It has been a tough week for waterfowlers here at Prairie Smoke Ranch and nearby areas.  Gadwalls arrived earlier but have found remote ponds and sloughs and pretty much stay put unless rousted.  When flushed they tend to just return to those areas again.

Mallards are pretty common but are following the same pattern -- remote loafing areas are being used. The difference here is they will quickly abandon a loafing or roost area when jumped; heading over the hill to the next suitable spot and settling in again.  Field hunters are having a similarly tough time finding birds consistently. 

We had three hard frosts in a row last week, which helped autumn settle firmly onto the landscape but we hit 79 degrees today -- not helpful! 

Geese and cranes are around but scarce. We are seeing a few flocks of snows but nothing worth putting out a spread. Swans are around but not in big numbers.

Our hunters report that cans are working the sets on the larger water but few are being taken.  Some larger water bodies are holding fairly large concentrations of bluebills (scaup), and they are staying put.  Many of these larger sloughs are ringed with mud flats, making it tough to try a sneak or set up on the birds.

Frosty morning lookout
Pheasants remain spotty but sharptails have become concentrated and much easier to find.  For some reason, I'm thinking frost-killed insects, the sharpies are also starting to use the alfalfa fields instead of their usual brushy areas.

We had a strong west wind yesterday but that has ushered in unseasonably warm weather -- in the mid/high 70s -- and has now switched again to the southwest.  I expect that may have moved some new birds in but the warm weather will not help stir them up.

After yesterday's big blow, morning shoots over the water should be productive, afternoon shoots will be spotty.
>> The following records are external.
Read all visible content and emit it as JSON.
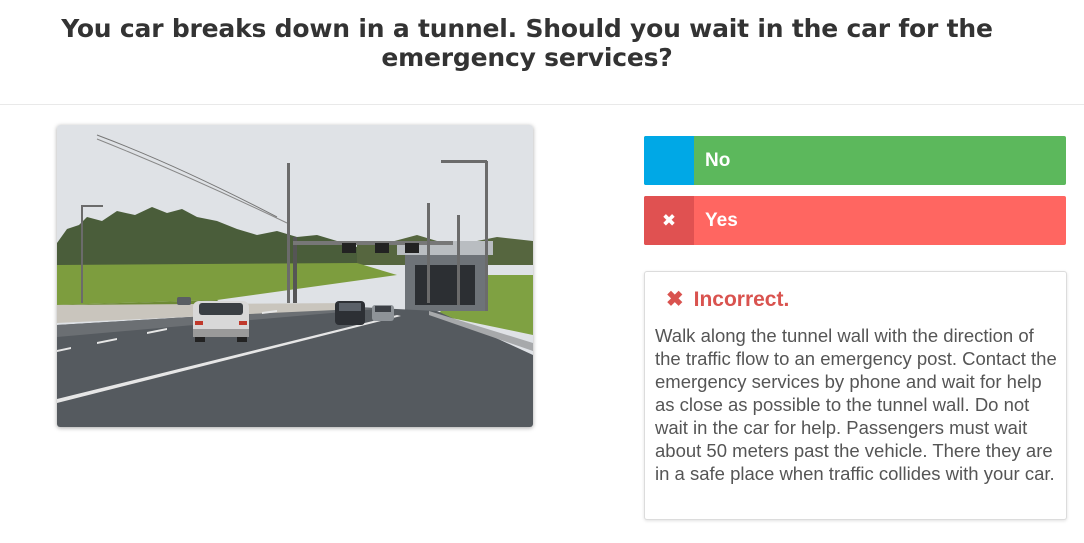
{
  "question": {
    "text": "You car breaks down in a tunnel. Should you wait in the car for the emergency services?"
  },
  "image": {
    "subject": "highway approaching a tunnel entrance with cars"
  },
  "answers": [
    {
      "label": "No",
      "marker_icon": "",
      "state": "correct"
    },
    {
      "label": "Yes",
      "marker_icon": "✖",
      "state": "selected-incorrect"
    }
  ],
  "feedback": {
    "icon": "✖",
    "title": "Incorrect.",
    "text": "Walk along the tunnel wall with the direction of the traffic flow to an emergency post. Contact the emergency services by phone and wait for help as close as possible to the tunnel wall. Do not wait in the car for help. Passengers must wait about 50 meters past the vehicle. There they are in a safe place when traffic collides with your car."
  },
  "colors": {
    "correct_bg": "#5cb85c",
    "correct_marker": "#00a8e6",
    "incorrect_bg": "#ff6661",
    "incorrect_marker": "#e05151",
    "feedback_title": "#d9534f"
  }
}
Many of the PLOTS areas well back from the roads are holding a lot of birds; anyone willing to hoof it should do well.


The author is a former US Fish and Wildlife Service and US Department of Agriculture manager. In retirement he owns and operates Prairie Smoke Ranch, located in central North Dakota, the duck hunting hub of the northern plains. All rights reserved. 

Previous
2017 North Dakota Duck Hunting report for Oct. 12
Next
2017 North Dakota Duck Hunting Report for Oct. 25

Add a comment

Email again: